- Exercise brief -
Here is a block of records. Copy every line in it that includes "MIPI".

- Data shown -
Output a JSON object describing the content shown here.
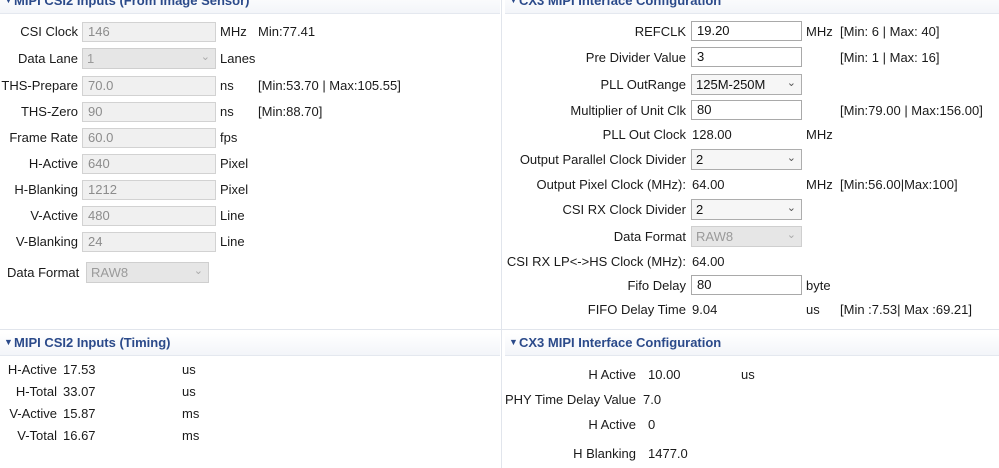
{
  "sections": {
    "csi2_inputs_title": "MIPI CSI2 Inputs (From Image Sensor)",
    "cx3_config_title": "CX3 MIPI Interface Configuration",
    "timing_title": "MIPI CSI2 Inputs (Timing)",
    "cx3_config2_title": "CX3 MIPI Interface Configuration"
  },
  "csi2_inputs": {
    "csi_clock": {
      "label": "CSI Clock",
      "value": "146",
      "unit": "MHz",
      "range": "Min:77.41"
    },
    "data_lane": {
      "label": "Data Lane",
      "value": "1",
      "unit": "Lanes"
    },
    "ths_prepare": {
      "label": "THS-Prepare",
      "value": "70.0",
      "unit": "ns",
      "range": "[Min:53.70 | Max:105.55]"
    },
    "ths_zero": {
      "label": "THS-Zero",
      "value": "90",
      "unit": "ns",
      "range": "[Min:88.70]"
    },
    "frame_rate": {
      "label": "Frame Rate",
      "value": "60.0",
      "unit": "fps"
    },
    "h_active": {
      "label": "H-Active",
      "value": "640",
      "unit": "Pixel"
    },
    "h_blanking": {
      "label": "H-Blanking",
      "value": "1212",
      "unit": "Pixel"
    },
    "v_active": {
      "label": "V-Active",
      "value": "480",
      "unit": "Line"
    },
    "v_blanking": {
      "label": "V-Blanking",
      "value": "24",
      "unit": "Line"
    },
    "data_format": {
      "label": "Data Format",
      "value": "RAW8"
    }
  },
  "cx3_config": {
    "refclk": {
      "label": "REFCLK",
      "value": "19.20",
      "unit": "MHz",
      "range": "[Min: 6 | Max: 40]"
    },
    "pre_divider": {
      "label": "Pre Divider Value",
      "value": "3",
      "range": "[Min: 1 | Max: 16]"
    },
    "pll_outrange": {
      "label": "PLL OutRange",
      "value": "125M-250M"
    },
    "multiplier": {
      "label": "Multiplier of Unit Clk",
      "value": "80",
      "range": "[Min:79.00 | Max:156.00]"
    },
    "pll_out_clock": {
      "label": "PLL Out Clock",
      "value": "128.00",
      "unit": "MHz"
    },
    "output_parallel_divider": {
      "label": "Output Parallel Clock Divider",
      "value": "2"
    },
    "output_pixel_clock": {
      "label": "Output Pixel Clock (MHz):",
      "value": "64.00",
      "unit": "MHz",
      "range": "[Min:56.00|Max:100]"
    },
    "csi_rx_divider": {
      "label": "CSI RX Clock Divider",
      "value": "2"
    },
    "data_format": {
      "label": "Data Format",
      "value": "RAW8"
    },
    "csi_rx_lp_hs": {
      "label": "CSI RX LP<->HS Clock  (MHz):",
      "value": "64.00"
    },
    "fifo_delay": {
      "label": "Fifo Delay",
      "value": "80",
      "unit": "byte"
    },
    "fifo_delay_time": {
      "label": "FIFO Delay Time",
      "value": "9.04",
      "unit": "us",
      "range": "[Min :7.53| Max :69.21]"
    }
  },
  "timing": {
    "h_active": {
      "label": "H-Active",
      "value": "17.53",
      "unit": "us"
    },
    "h_total": {
      "label": "H-Total",
      "value": "33.07",
      "unit": "us"
    },
    "v_active": {
      "label": "V-Active",
      "value": "15.87",
      "unit": "ms"
    },
    "v_total": {
      "label": "V-Total",
      "value": "16.67",
      "unit": "ms"
    }
  },
  "cx3_config2": {
    "h_active": {
      "label": "H Active",
      "value": "10.00",
      "unit": "us"
    },
    "phy_time_delay": {
      "label": "PHY Time Delay Value",
      "value": "7.0"
    },
    "h_active2": {
      "label": "H Active",
      "value": "0"
    },
    "h_blanking": {
      "label": "H Blanking",
      "value": "1477.0"
    }
  },
  "icons": {
    "twistie": "triangle-down-icon",
    "dropdown": "chevron-down-icon"
  },
  "colors": {
    "section_title": "#2b4a8a",
    "disabled_field": "#f0f0f0"
  }
}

- Completed exercise -
    "csi2_inputs_title": "MIPI CSI2 Inputs (From Image Sensor)",
    "cx3_config_title": "CX3 MIPI Interface Configuration",
    "timing_title": "MIPI CSI2 Inputs (Timing)",
    "cx3_config2_title": "CX3 MIPI Interface Configuration"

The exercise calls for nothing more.